Top of DATASET CONTENT
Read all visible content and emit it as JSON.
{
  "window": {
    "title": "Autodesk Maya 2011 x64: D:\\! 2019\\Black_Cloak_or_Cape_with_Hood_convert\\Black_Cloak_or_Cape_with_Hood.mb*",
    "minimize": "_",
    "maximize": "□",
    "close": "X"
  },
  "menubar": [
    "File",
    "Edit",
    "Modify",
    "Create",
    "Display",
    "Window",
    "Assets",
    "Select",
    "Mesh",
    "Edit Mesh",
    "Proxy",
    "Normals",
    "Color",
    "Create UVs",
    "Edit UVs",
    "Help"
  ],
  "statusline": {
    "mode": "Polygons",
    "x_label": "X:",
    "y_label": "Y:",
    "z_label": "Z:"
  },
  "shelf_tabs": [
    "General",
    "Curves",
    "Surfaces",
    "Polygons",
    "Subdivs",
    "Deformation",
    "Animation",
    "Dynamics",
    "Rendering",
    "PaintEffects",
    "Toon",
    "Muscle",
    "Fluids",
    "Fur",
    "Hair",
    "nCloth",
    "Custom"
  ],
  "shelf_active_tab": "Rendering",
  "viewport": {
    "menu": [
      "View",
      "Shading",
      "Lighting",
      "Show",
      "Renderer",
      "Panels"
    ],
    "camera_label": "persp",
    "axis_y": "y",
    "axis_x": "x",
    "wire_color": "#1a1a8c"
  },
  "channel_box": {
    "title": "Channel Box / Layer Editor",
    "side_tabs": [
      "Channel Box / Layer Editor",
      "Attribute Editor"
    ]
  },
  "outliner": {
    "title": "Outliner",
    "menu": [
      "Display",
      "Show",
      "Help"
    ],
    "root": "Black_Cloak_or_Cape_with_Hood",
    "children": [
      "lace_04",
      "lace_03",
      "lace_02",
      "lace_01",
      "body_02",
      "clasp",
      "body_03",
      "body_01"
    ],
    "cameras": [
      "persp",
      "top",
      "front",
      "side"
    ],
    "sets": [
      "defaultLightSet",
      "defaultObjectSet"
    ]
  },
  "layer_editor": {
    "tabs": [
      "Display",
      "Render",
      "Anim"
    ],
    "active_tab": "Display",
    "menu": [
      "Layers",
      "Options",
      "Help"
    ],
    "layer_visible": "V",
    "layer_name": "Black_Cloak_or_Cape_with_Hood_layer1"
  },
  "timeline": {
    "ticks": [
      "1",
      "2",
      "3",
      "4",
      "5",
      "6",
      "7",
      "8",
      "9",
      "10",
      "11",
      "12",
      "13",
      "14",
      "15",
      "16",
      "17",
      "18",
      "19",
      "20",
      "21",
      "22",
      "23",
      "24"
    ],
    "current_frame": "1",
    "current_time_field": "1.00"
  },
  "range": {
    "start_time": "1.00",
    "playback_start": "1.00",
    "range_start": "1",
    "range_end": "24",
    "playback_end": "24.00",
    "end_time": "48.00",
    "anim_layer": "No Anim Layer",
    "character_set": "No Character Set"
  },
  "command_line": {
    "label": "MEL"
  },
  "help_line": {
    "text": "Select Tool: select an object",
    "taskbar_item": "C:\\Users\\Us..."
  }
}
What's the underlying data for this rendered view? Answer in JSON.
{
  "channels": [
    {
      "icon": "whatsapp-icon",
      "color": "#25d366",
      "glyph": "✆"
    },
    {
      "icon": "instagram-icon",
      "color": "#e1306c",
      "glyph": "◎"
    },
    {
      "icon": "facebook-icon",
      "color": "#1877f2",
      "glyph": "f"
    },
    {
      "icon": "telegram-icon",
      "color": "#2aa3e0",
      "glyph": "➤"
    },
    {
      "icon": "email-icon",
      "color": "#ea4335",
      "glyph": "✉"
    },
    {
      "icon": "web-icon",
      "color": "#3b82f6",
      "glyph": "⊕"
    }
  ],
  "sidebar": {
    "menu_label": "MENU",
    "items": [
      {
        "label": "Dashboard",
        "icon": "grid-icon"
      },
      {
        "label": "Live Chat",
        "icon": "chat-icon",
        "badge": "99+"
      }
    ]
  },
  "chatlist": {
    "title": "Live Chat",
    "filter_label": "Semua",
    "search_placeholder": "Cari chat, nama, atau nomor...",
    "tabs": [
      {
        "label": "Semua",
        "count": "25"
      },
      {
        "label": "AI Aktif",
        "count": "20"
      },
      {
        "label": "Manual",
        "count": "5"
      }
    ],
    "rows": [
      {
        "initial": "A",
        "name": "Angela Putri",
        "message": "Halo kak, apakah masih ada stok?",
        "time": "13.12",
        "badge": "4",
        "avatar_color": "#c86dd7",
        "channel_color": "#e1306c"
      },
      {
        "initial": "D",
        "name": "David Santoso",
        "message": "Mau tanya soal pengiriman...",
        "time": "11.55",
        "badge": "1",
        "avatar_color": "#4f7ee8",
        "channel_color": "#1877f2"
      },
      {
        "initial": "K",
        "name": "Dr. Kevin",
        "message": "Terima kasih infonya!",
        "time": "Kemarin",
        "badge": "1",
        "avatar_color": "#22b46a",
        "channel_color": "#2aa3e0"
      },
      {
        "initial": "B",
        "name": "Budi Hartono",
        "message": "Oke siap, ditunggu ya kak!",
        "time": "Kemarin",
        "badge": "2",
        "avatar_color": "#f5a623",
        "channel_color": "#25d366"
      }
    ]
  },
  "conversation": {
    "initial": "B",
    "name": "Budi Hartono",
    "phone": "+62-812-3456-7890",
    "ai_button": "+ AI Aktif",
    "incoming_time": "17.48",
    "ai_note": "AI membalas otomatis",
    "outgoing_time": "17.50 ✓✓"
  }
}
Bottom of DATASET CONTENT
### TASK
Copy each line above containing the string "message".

### WRITTEN REPLY
        "message": "Halo kak, apakah masih ada stok?",
        "message": "Mau tanya soal pengiriman...",
        "message": "Terima kasih infonya!",
        "message": "Oke siap, ditunggu ya kak!",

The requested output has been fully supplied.